Filter the lines below, keeping each one that holds "开放式字幕".

------ Material provided ------

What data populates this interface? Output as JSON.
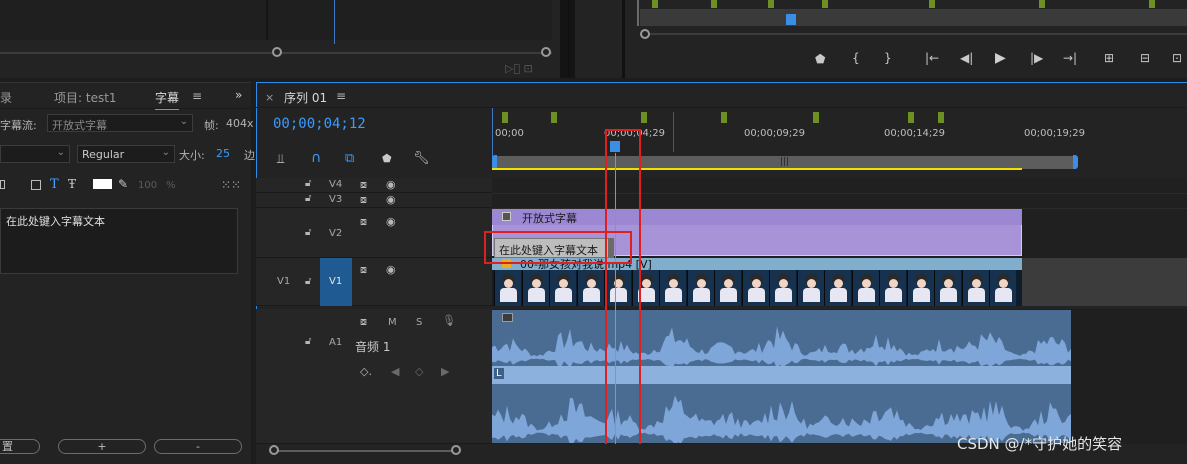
{
  "captions_panel": {
    "tabs": [
      "录",
      "项目: test1",
      "字幕"
    ],
    "menu_icon": "hamburger-icon",
    "overflow_icon": "double-chevron-right-icon",
    "stream_label": "字幕流:",
    "stream_value": "开放式字幕",
    "frame_label": "帧:",
    "frame_value": "404x",
    "font_style": "Regular",
    "size_label": "大小:",
    "size_value": "25",
    "cutoff_char": "边",
    "opacity_value": "100",
    "opacity_unit": "%",
    "caption_text": "在此处键入字幕文本",
    "footer_left": "置",
    "add_button": "+",
    "remove_button": "-"
  },
  "sequence": {
    "tab_close": "×",
    "tab_label": "序列 01",
    "timecode": "00;00;04;12",
    "ruler": [
      "00;00",
      "00;00;04;29",
      "00;00;09;29",
      "00;00;14;29",
      "00;00;19;29"
    ],
    "tracks": {
      "v4": "V4",
      "v3": "V3",
      "v2": "V2",
      "v1_src": "V1",
      "v1": "V1",
      "a1": "A1",
      "a1_name": "音频 1",
      "mute": "M",
      "solo": "S"
    },
    "clips": {
      "caption_track": "开放式字幕",
      "caption_item": "在此处键入字幕文本",
      "video": "00-那女孩对我说.mp4 [V]",
      "audio_channel": "L"
    }
  },
  "watermark": "CSDN @/*守护她的笑容",
  "colors": {
    "accent_blue": "#2d8ceb",
    "caption_purple": "#a893d9",
    "audio_blue": "#7ea6d8",
    "marker_green": "#6e8f23",
    "work_area_yellow": "#f0e000",
    "highlight_red": "#e02020"
  }
}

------

--- Output for this exercise ---
    "stream_value": "开放式字幕",
      "caption_track": "开放式字幕",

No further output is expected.